The Australian Academy of Science is proposing the development of a new ‘downward-looking telescope' that could look at least 300km beneath the Earth's surface to unlock Australia's hidden mineral wealth.
The proposal is one of several in a ten-year plan for Australian Geoscience (2018-27) launched today by the Academy's National Committee for Earth Sciences.
The 10-year plan highlights how the world's shift towards mobile device technology, renewableenergy sources and electric cars will involve massiveincreases in demand for copper, cobalt, gold, rare-earth elements and other specialty metals.
The Committee's Chair, Professor Sue O'Reilly AM FAA, said one of the challenges for Australian geoscience in the coming decade is to ensure the right infrastructure is in place to know how and where to explore for the critical resources needed for Australia's future.
“This is where the downward-looking telescope comes in,” Professor O'Reilly said.
“A piece of infrastructure like this would transform our minerals sector by making deep Australia visible. It would give us a new understanding of the vertical makeup of the continent and allow us to direct our mineral exploration efforts in the two-thirds of Australia that aren't currently cost-effective to explore.”
“By 2030 global demandfor cobalt will be 47 times what it was in 2016so, unless we can become self-sufficient in thisstrategic metal, Australia may be held to ransom withmassive price increases and chronic shortages,” Professor O'Reilly said.
“This exemplifies the need to generate new geoscience knowledge that will allow us toexplore successfully in the covered areas of Australia.”
The plan also draws attention to the weakness in geoscience in Australia's education system.
“Geoscience is largely absent in Australia's school system because of a lack of teachers with qualifications in geoscience.

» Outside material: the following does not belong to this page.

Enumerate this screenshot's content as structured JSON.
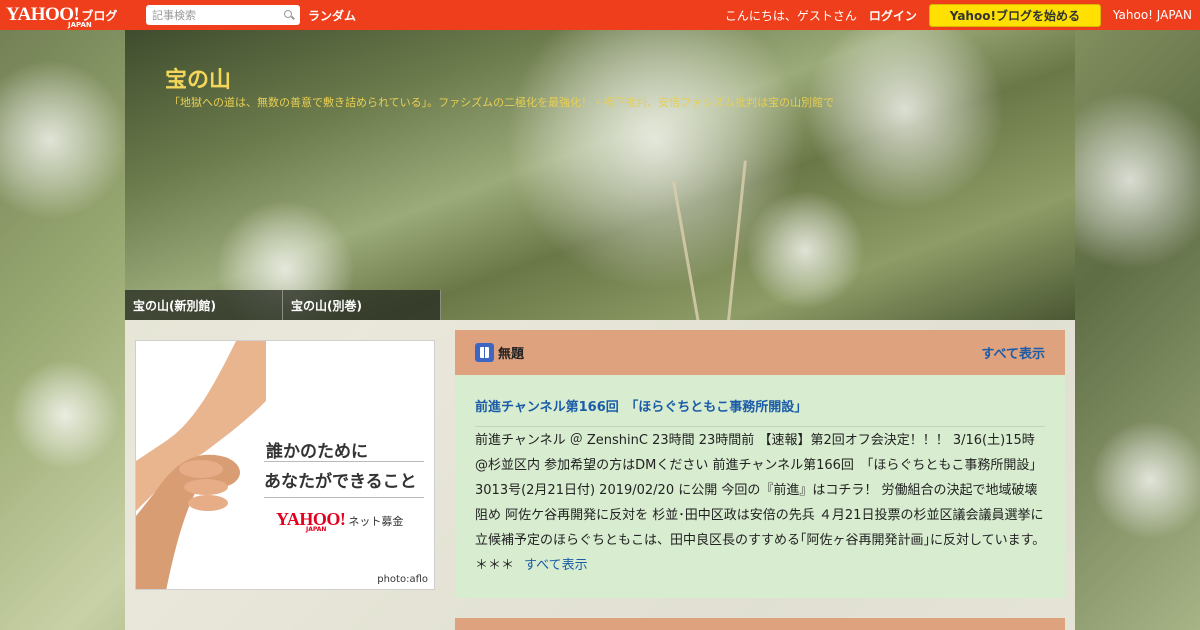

Geoscience should be embedded as a core subject within every level of Australian STEM education and earth science graduates should be incentivised to obtain education qualifications,” Professor O'Reilly said.
The plan also calls for an expansion of Australia's national computational capability to ensure that Australia retains and extends its lead in geoscience simulation and modelling capability.
The National Committee for Earth Sciences acknowledges the support of the following organisations in the development of this plan: the Australian Research Council,Geoscience Australia, the University of Melbourne, the Universityof Queensland, Macquarie University and the Australian Geoscience Council.
Media note:Professor Sue O'Reilly is available for interview to discuss the plan and its key recommendations. It is being launched today (Monday 15 October) at the Australian Geosciences Council Convention in Adelaide. A copy of the plan is available for download via this link: https://we.tl/t-Vlqna5J1nC
Copper and cobalt – a case study
The relatively small size of renewable-energy electricitygenerators and their intermittency means we requireabout four times as much copper per unit of electricalenergy generated compared with a conventionalthermal-powered plant. There is a strong move to electriccars and so we will require much greater amounts ofelectricity. Overall, in the next 15 years we will need asmuch copper as we have ever used to date. Relativeto how much of it we use, copper is geologically oneof the scarcest industrial commodities and in the nextfew years we will be looking at an annual copper deficitalmost equal to our current global copper production.An electric car requires around 65 kg of copper andtypically about 10 kg of cobalt. Cobalt currently costsabout US$60 000 per tonne.
Bloomberg New Energy Finance (BNEF) estimates thatwithin two decades sixteen per cent of cars (that is 282million cars) will be electric, which equates to about 2.8million tonnes of cobalt. Set against a current globalannual production of cobalt of only about 100,000tonnes (Australia's annual production is around 6,400tonnes) it is clear that we will not be able to moveen masse to electric cars without an enormousincrease in our ability to find and produce cobalt.Furthermore, 63 per cent of the world's cobalt comesfrom the Democratic Republic of the Congo and theirmarket share is currently set to rise to 73 per cent by2025. BNEF estimates that by 2030 global demandfor cobalt will be 47 times the demand in 2016and so, unless we can become self-sufficient in thisstrategic metal, Australia will be held to ransom withmassive price increases and chronic shortages.